* _Problem requirements_
Please return every line in the entries below with the word "price" in it.

* _Material supplied_
---

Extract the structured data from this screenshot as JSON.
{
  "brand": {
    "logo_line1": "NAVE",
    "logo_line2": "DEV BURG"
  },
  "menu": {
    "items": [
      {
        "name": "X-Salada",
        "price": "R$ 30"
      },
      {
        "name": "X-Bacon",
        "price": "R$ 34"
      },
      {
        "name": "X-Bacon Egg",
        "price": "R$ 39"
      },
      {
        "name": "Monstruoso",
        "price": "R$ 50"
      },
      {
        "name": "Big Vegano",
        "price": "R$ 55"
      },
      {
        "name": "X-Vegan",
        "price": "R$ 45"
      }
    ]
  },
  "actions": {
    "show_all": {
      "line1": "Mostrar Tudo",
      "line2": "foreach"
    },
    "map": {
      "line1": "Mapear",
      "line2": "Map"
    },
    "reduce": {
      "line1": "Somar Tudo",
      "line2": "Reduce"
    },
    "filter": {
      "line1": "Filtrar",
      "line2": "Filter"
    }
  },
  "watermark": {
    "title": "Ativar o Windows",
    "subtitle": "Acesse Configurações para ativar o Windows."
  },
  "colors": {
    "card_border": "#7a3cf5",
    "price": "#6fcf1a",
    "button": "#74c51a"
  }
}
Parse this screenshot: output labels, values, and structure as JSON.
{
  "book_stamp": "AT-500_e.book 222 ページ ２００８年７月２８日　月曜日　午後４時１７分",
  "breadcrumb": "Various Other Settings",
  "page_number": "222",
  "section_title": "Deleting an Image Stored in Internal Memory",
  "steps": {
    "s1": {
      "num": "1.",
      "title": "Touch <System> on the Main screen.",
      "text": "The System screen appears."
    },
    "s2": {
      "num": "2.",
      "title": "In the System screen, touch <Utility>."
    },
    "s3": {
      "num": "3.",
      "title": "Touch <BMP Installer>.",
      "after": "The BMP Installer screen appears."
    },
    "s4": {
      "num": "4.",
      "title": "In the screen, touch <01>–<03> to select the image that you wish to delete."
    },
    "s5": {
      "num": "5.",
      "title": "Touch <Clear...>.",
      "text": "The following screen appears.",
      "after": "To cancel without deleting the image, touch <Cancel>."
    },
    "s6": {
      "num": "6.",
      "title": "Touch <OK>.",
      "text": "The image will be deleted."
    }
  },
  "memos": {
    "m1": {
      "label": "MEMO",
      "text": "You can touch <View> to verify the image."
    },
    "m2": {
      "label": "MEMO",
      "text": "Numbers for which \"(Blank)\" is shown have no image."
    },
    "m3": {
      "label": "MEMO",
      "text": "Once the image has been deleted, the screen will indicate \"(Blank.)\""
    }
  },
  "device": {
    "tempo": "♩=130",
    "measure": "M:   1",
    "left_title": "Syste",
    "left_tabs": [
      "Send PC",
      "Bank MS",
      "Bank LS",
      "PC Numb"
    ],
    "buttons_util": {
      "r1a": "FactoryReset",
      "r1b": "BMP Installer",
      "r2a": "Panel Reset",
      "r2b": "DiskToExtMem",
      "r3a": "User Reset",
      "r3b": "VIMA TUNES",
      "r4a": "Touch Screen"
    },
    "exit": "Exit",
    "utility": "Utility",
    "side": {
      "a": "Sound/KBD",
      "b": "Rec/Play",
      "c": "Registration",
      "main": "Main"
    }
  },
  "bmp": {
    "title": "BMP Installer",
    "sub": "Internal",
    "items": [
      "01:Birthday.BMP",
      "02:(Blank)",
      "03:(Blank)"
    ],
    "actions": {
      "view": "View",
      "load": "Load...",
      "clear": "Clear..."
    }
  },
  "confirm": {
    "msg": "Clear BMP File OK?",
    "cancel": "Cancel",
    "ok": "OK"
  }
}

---

* _Written solution_
        "price": "R$ 30"
        "price": "R$ 34"
        "price": "R$ 39"
        "price": "R$ 50"
        "price": "R$ 55"
        "price": "R$ 45"
    "price": "#6fcf1a",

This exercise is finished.